__EXERCISE GOAL__.
Apart from the pictures, reproduce the data below exactly as it stands.

__DATA EXTRACT__.
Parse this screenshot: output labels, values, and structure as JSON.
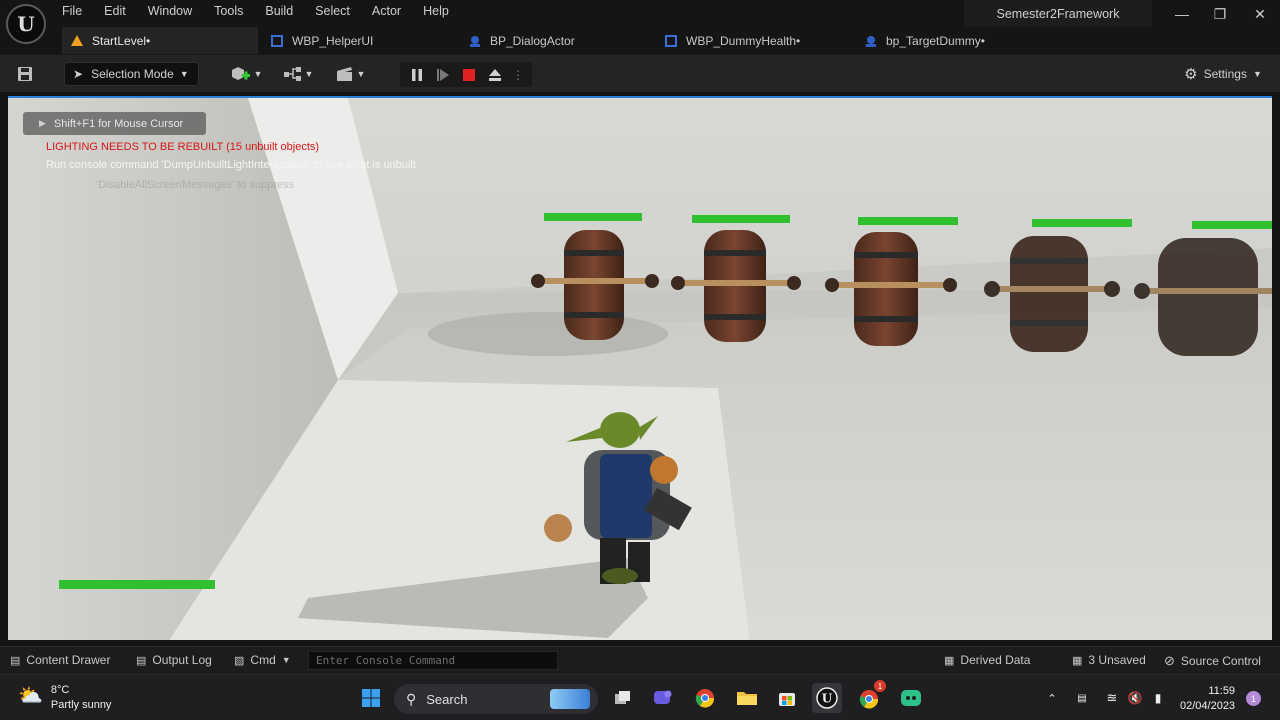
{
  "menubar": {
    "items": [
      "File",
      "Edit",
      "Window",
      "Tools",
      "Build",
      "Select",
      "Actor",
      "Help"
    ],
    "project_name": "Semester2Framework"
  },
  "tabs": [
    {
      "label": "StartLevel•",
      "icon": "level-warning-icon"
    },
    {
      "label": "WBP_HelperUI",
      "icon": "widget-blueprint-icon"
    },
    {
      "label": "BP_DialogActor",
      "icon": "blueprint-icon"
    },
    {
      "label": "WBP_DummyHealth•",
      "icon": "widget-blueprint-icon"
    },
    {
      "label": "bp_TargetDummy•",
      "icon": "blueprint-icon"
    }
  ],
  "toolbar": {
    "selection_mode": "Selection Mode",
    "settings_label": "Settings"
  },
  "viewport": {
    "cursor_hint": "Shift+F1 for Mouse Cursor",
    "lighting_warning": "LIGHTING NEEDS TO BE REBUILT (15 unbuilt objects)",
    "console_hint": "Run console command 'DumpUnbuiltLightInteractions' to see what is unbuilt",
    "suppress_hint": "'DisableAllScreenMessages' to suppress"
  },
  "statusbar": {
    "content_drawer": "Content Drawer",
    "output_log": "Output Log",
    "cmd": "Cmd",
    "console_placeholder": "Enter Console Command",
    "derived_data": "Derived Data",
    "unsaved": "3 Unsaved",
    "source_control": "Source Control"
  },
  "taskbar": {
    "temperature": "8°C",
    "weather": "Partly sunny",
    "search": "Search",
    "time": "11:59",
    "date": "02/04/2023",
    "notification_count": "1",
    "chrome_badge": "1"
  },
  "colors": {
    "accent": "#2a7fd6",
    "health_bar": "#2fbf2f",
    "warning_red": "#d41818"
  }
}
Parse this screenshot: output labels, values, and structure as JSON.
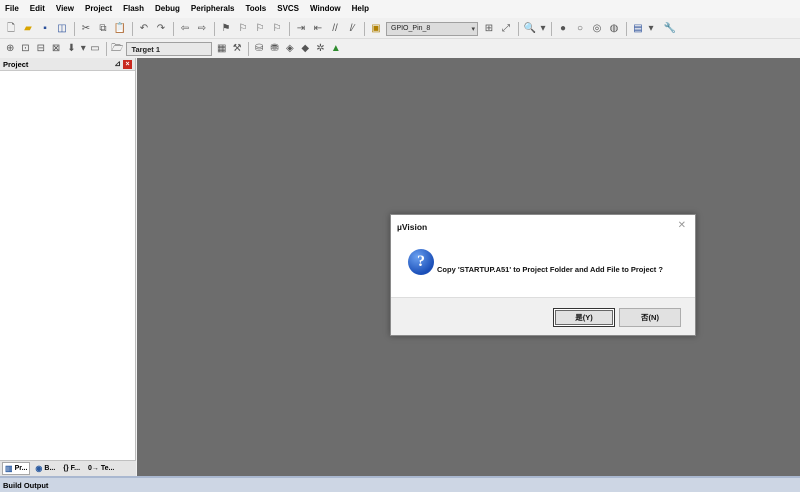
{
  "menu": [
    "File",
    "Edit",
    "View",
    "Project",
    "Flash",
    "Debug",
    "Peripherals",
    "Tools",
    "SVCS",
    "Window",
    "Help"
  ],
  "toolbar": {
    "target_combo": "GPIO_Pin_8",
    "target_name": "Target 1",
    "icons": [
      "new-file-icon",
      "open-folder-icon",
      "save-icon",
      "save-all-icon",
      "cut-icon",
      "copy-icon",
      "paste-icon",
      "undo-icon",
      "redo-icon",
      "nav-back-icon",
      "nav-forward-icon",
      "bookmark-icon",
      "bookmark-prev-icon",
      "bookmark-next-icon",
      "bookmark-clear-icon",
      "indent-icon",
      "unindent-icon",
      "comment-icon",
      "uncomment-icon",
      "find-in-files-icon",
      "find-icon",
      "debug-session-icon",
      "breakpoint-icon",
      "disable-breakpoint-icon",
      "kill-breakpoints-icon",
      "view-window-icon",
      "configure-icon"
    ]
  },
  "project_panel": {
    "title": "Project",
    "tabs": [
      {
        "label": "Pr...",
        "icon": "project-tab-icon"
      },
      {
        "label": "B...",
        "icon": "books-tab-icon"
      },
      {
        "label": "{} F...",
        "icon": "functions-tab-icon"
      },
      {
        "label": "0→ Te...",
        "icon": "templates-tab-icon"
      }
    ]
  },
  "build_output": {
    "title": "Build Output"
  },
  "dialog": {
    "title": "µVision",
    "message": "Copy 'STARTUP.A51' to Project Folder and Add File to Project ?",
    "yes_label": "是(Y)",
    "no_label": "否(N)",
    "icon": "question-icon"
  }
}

__ANSWER BOX__.
Parse this screenshot: output labels, values, and structure as JSON.
{
  "menubar": {
    "items": [
      "File",
      "Edit",
      "Window",
      "Tools",
      "Build",
      "Select",
      "Actor",
      "Help"
    ],
    "project_name": "Semester2Framework"
  },
  "tabs": [
    {
      "label": "StartLevel•",
      "icon": "level-warning-icon"
    },
    {
      "label": "WBP_HelperUI",
      "icon": "widget-blueprint-icon"
    },
    {
      "label": "BP_DialogActor",
      "icon": "blueprint-icon"
    },
    {
      "label": "WBP_DummyHealth•",
      "icon": "widget-blueprint-icon"
    },
    {
      "label": "bp_TargetDummy•",
      "icon": "blueprint-icon"
    }
  ],
  "toolbar": {
    "selection_mode": "Selection Mode",
    "settings_label": "Settings"
  },
  "viewport": {
    "cursor_hint": "Shift+F1 for Mouse Cursor",
    "lighting_warning": "LIGHTING NEEDS TO BE REBUILT (15 unbuilt objects)",
    "console_hint": "Run console command 'DumpUnbuiltLightInteractions' to see what is unbuilt",
    "suppress_hint": "'DisableAllScreenMessages' to suppress"
  },
  "statusbar": {
    "content_drawer": "Content Drawer",
    "output_log": "Output Log",
    "cmd": "Cmd",
    "console_placeholder": "Enter Console Command",
    "derived_data": "Derived Data",
    "unsaved": "3 Unsaved",
    "source_control": "Source Control"
  },
  "taskbar": {
    "temperature": "8°C",
    "weather": "Partly sunny",
    "search": "Search",
    "time": "11:59",
    "date": "02/04/2023",
    "notification_count": "1",
    "chrome_badge": "1"
  },
  "colors": {
    "accent": "#2a7fd6",
    "health_bar": "#2fbf2f",
    "warning_red": "#d41818"
  }
}
Parse this screenshot: output labels, values, and structure as JSON.
{
  "menu": [
    "File",
    "Edit",
    "View",
    "Project",
    "Flash",
    "Debug",
    "Peripherals",
    "Tools",
    "SVCS",
    "Window",
    "Help"
  ],
  "toolbar": {
    "target_combo": "GPIO_Pin_8",
    "target_name": "Target 1",
    "icons": [
      "new-file-icon",
      "open-folder-icon",
      "save-icon",
      "save-all-icon",
      "cut-icon",
      "copy-icon",
      "paste-icon",
      "undo-icon",
      "redo-icon",
      "nav-back-icon",
      "nav-forward-icon",
      "bookmark-icon",
      "bookmark-prev-icon",
      "bookmark-next-icon",
      "bookmark-clear-icon",
      "indent-icon",
      "unindent-icon",
      "comment-icon",
      "uncomment-icon",
      "find-in-files-icon",
      "find-icon",
      "debug-session-icon",
      "breakpoint-icon",
      "disable-breakpoint-icon",
      "kill-breakpoints-icon",
      "view-window-icon",
      "configure-icon"
    ]
  },
  "project_panel": {
    "title": "Project",
    "tabs": [
      {
        "label": "Pr...",
        "icon": "project-tab-icon"
      },
      {
        "label": "B...",
        "icon": "books-tab-icon"
      },
      {
        "label": "{} F...",
        "icon": "functions-tab-icon"
      },
      {
        "label": "0→ Te...",
        "icon": "templates-tab-icon"
      }
    ]
  },
  "build_output": {
    "title": "Build Output"
  },
  "dialog": {
    "title": "µVision",
    "message": "Copy 'STARTUP.A51' to Project Folder and Add File to Project ?",
    "yes_label": "是(Y)",
    "no_label": "否(N)",
    "icon": "question-icon"
  }
}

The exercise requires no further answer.